Perhaps by now you have seen the TV commercials for Bell touting its much faster 3G network for web phones. Rogers is suing on the basis that Bell is basically making this up. What’s interesting about it, though, is that Bell, Telus and others entering the web phone (or should we just say iPhone) business […]

Affordability Gap

The Canadian Centre for Policy Alternatives released a new study today comparing the expenditures of rich and poor Canadians. This approach is interesting because inequality is typically measured in terms of income or wealth. Conservatives sometimes claim that, while temporary fluctuations in income or asset values create the appearance of massive inequality at any given […]

More Cheers for Maloway

As an early booster of Jim Maloway’s private member’s bill, I am delighted to see it already achieving some results. Yesterday’s Globe reported that the airlines have countered by giving “new enforcement powers to CTA to serve as the industry watchdog on a range of consumer issues. They include ensuring airlines provide meal vouchers for […]

Three Cheers for Maloway

Canadian airlines are squealing that MP Jim Maloway’s proposed “Air passenger bill of rights” would “send airfares soaring and throw flights into chaos.” What strikes me is that American airlines already provide much of what Maloway suggests. They frequently over-book flights, but always offer free flights to induce passengers to volunteer to be bumped. In […]

Vanier Institute’s report on family finances 2009

has just been published and is avalaible here. It largely confirms research conducted by PEF members on household wealth, indebtedness and income.  The report highlights the state of financial precarity of many households, the gap between income and spending, the growing debtload and the important impact the “recession” (if we still want to call it […]

Phone spam

Spurred by his success in using facebook to derail the government’s new draconian copyright proposals, Michael Geist has set up a service to complement (perhaps, do the work for) the Canadian do-not-call registry. I signed up for that months ago and still get phone spam. I find this deeply annoying, especially when I have settled […]

My Natural Gas Woes

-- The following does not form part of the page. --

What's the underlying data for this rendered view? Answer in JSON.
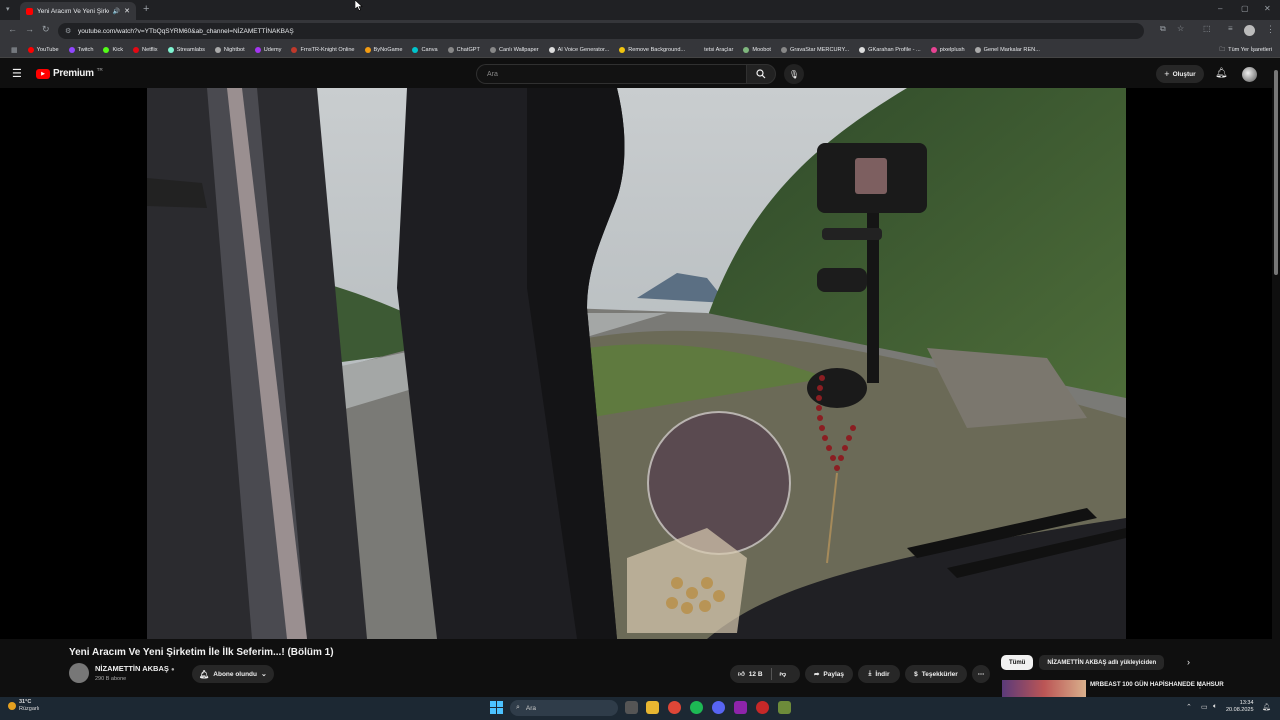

I just love the way “free markets” work. Here is a classic example of  price “stickiness.” In Ontario I have the privilege of purchasing my gas from an independent supplier under a fixed term/fixed price contract, or at a fluctuating price from my distributor, Enbridge. The rational economist in me tells me that it should […]